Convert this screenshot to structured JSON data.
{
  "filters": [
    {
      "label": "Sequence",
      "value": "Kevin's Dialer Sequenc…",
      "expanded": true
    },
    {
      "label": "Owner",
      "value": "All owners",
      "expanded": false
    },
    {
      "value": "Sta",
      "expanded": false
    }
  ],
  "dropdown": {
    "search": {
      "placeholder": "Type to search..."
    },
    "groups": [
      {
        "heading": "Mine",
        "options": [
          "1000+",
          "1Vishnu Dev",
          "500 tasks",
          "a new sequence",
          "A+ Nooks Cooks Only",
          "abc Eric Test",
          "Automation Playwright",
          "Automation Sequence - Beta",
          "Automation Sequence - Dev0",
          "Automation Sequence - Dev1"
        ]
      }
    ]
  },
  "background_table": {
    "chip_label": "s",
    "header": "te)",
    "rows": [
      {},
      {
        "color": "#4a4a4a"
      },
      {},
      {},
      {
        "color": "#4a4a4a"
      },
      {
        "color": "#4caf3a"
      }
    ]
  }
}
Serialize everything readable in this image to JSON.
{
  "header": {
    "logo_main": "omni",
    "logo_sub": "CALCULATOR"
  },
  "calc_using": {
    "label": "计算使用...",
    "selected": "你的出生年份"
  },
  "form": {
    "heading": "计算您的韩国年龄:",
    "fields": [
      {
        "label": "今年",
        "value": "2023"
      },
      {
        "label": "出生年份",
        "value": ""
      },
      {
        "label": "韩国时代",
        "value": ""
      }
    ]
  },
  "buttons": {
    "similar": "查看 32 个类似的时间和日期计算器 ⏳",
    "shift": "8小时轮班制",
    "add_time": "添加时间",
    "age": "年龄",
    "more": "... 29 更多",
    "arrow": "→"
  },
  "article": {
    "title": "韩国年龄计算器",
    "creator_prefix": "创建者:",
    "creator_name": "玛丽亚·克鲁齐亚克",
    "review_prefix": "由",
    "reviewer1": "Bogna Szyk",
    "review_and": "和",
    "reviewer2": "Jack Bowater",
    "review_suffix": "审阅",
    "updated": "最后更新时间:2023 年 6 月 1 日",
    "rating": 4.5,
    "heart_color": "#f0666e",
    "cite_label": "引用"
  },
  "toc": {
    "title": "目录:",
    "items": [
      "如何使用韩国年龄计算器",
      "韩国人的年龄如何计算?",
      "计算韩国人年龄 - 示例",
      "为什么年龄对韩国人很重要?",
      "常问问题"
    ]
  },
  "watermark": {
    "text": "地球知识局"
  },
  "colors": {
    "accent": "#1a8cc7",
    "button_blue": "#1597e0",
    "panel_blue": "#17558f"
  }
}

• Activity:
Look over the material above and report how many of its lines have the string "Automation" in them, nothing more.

• Answer to the exercise:
4